_Directions:_ Exact duplicates of all entries are needed.

***** Extracted information

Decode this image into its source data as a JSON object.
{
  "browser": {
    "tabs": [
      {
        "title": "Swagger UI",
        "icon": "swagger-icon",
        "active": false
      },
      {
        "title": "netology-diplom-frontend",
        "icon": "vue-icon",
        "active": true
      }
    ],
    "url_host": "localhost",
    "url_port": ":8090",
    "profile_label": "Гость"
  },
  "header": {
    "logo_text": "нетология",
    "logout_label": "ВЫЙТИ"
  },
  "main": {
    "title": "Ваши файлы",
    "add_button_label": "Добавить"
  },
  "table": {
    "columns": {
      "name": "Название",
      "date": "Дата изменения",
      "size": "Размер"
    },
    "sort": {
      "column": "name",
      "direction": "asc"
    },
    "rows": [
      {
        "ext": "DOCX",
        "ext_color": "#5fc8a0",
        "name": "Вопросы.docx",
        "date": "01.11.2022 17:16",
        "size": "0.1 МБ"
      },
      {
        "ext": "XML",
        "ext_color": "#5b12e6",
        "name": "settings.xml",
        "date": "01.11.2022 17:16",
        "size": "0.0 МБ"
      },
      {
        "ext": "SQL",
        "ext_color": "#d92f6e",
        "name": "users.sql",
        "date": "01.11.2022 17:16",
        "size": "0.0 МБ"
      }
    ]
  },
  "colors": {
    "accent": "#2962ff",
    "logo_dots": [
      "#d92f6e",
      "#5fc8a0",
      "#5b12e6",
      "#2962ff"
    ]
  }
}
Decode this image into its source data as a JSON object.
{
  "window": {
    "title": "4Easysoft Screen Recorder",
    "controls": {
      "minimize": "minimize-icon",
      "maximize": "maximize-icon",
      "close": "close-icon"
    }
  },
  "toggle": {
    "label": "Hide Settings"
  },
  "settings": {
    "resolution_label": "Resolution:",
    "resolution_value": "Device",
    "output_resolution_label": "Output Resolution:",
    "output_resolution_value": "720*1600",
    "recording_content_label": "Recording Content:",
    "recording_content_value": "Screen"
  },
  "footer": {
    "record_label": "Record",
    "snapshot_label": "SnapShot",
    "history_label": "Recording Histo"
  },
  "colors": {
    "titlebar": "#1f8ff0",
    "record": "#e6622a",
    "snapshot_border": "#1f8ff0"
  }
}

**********

_Result of the task:_
Decode this image into its source data as a JSON object.
{
  "browser": {
    "tabs": [
      {
        "title": "Swagger UI",
        "icon": "swagger-icon",
        "active": false
      },
      {
        "title": "netology-diplom-frontend",
        "icon": "vue-icon",
        "active": true
      }
    ],
    "url_host": "localhost",
    "url_port": ":8090",
    "profile_label": "Гость"
  },
  "header": {
    "logo_text": "нетология",
    "logout_label": "ВЫЙТИ"
  },
  "main": {
    "title": "Ваши файлы",
    "add_button_label": "Добавить"
  },
  "table": {
    "columns": {
      "name": "Название",
      "date": "Дата изменения",
      "size": "Размер"
    },
    "sort": {
      "column": "name",
      "direction": "asc"
    },
    "rows": [
      {
        "ext": "DOCX",
        "ext_color": "#5fc8a0",
        "name": "Вопросы.docx",
        "date": "01.11.2022 17:16",
        "size": "0.1 МБ"
      },
      {
        "ext": "XML",
        "ext_color": "#5b12e6",
        "name": "settings.xml",
        "date": "01.11.2022 17:16",
        "size": "0.0 МБ"
      },
      {
        "ext": "SQL",
        "ext_color": "#d92f6e",
        "name": "users.sql",
        "date": "01.11.2022 17:16",
        "size": "0.0 МБ"
      }
    ]
  },
  "colors": {
    "accent": "#2962ff",
    "logo_dots": [
      "#d92f6e",
      "#5fc8a0",
      "#5b12e6",
      "#2962ff"
    ]
  }
}
Decode this image into its source data as a JSON object.
{
  "window": {
    "title": "4Easysoft Screen Recorder",
    "controls": {
      "minimize": "minimize-icon",
      "maximize": "maximize-icon",
      "close": "close-icon"
    }
  },
  "toggle": {
    "label": "Hide Settings"
  },
  "settings": {
    "resolution_label": "Resolution:",
    "resolution_value": "Device",
    "output_resolution_label": "Output Resolution:",
    "output_resolution_value": "720*1600",
    "recording_content_label": "Recording Content:",
    "recording_content_value": "Screen"
  },
  "footer": {
    "record_label": "Record",
    "snapshot_label": "SnapShot",
    "history_label": "Recording Histo"
  },
  "colors": {
    "titlebar": "#1f8ff0",
    "record": "#e6622a",
    "snapshot_border": "#1f8ff0"
  }
}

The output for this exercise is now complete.